(Items from an interface collection)

- Opening Delimiter -

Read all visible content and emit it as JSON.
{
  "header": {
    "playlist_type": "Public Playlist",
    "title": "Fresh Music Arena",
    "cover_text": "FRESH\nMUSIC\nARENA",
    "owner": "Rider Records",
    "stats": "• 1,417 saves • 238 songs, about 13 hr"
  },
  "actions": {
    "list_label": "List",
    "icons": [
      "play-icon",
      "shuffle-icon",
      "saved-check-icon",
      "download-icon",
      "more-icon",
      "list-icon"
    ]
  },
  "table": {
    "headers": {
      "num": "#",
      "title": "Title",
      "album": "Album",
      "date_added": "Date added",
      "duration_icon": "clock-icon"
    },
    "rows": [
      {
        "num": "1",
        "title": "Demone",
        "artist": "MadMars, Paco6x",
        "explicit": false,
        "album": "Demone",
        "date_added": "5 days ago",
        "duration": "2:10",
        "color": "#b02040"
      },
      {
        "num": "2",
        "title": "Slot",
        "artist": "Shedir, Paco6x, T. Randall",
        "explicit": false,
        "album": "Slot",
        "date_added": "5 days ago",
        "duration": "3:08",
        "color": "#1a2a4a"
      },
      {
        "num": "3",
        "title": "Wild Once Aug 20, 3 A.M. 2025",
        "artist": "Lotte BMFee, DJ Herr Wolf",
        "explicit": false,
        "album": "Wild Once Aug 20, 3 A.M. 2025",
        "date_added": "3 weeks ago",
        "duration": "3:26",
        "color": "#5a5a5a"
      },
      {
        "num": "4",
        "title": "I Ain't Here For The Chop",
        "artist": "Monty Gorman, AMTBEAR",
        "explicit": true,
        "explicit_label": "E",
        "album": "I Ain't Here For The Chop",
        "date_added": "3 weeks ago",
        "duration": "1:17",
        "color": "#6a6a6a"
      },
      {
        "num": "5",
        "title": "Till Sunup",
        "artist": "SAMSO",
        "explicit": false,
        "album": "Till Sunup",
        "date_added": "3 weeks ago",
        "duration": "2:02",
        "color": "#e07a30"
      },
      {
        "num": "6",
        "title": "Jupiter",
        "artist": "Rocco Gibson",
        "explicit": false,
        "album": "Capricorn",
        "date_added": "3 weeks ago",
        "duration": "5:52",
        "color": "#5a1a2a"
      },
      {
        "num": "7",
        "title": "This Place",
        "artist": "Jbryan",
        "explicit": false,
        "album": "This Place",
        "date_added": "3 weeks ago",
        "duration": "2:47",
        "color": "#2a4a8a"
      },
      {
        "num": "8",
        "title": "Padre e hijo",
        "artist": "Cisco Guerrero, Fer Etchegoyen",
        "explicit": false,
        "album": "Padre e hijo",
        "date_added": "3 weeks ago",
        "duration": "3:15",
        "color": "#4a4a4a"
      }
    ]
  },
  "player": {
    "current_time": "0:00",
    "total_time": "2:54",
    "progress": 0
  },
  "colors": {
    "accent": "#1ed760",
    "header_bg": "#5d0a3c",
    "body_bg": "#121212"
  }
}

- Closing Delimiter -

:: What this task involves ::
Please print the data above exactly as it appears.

:: Task answer ::
Read all visible content and emit it as JSON.
{
  "header": {
    "playlist_type": "Public Playlist",
    "title": "Fresh Music Arena",
    "cover_text": "FRESH\nMUSIC\nARENA",
    "owner": "Rider Records",
    "stats": "• 1,417 saves • 238 songs, about 13 hr"
  },
  "actions": {
    "list_label": "List",
    "icons": [
      "play-icon",
      "shuffle-icon",
      "saved-check-icon",
      "download-icon",
      "more-icon",
      "list-icon"
    ]
  },
  "table": {
    "headers": {
      "num": "#",
      "title": "Title",
      "album": "Album",
      "date_added": "Date added",
      "duration_icon": "clock-icon"
    },
    "rows": [
      {
        "num": "1",
        "title": "Demone",
        "artist": "MadMars, Paco6x",
        "explicit": false,
        "album": "Demone",
        "date_added": "5 days ago",
        "duration": "2:10",
        "color": "#b02040"
      },
      {
        "num": "2",
        "title": "Slot",
        "artist": "Shedir, Paco6x, T. Randall",
        "explicit": false,
        "album": "Slot",
        "date_added": "5 days ago",
        "duration": "3:08",
        "color": "#1a2a4a"
      },
      {
        "num": "3",
        "title": "Wild Once Aug 20, 3 A.M. 2025",
        "artist": "Lotte BMFee, DJ Herr Wolf",
        "explicit": false,
        "album": "Wild Once Aug 20, 3 A.M. 2025",
        "date_added": "3 weeks ago",
        "duration": "3:26",
        "color": "#5a5a5a"
      },
      {
        "num": "4",
        "title": "I Ain't Here For The Chop",
        "artist": "Monty Gorman, AMTBEAR",
        "explicit": true,
        "explicit_label": "E",
        "album": "I Ain't Here For The Chop",
        "date_added": "3 weeks ago",
        "duration": "1:17",
        "color": "#6a6a6a"
      },
      {
        "num": "5",
        "title": "Till Sunup",
        "artist": "SAMSO",
        "explicit": false,
        "album": "Till Sunup",
        "date_added": "3 weeks ago",
        "duration": "2:02",
        "color": "#e07a30"
      },
      {
        "num": "6",
        "title": "Jupiter",
        "artist": "Rocco Gibson",
        "explicit": false,
        "album": "Capricorn",
        "date_added": "3 weeks ago",
        "duration": "5:52",
        "color": "#5a1a2a"
      },
      {
        "num": "7",
        "title": "This Place",
        "artist": "Jbryan",
        "explicit": false,
        "album": "This Place",
        "date_added": "3 weeks ago",
        "duration": "2:47",
        "color": "#2a4a8a"
      },
      {
        "num": "8",
        "title": "Padre e hijo",
        "artist": "Cisco Guerrero, Fer Etchegoyen",
        "explicit": false,
        "album": "Padre e hijo",
        "date_added": "3 weeks ago",
        "duration": "3:15",
        "color": "#4a4a4a"
      }
    ]
  },
  "player": {
    "current_time": "0:00",
    "total_time": "2:54",
    "progress": 0
  },
  "colors": {
    "accent": "#1ed760",
    "header_bg": "#5d0a3c",
    "body_bg": "#121212"
  }
}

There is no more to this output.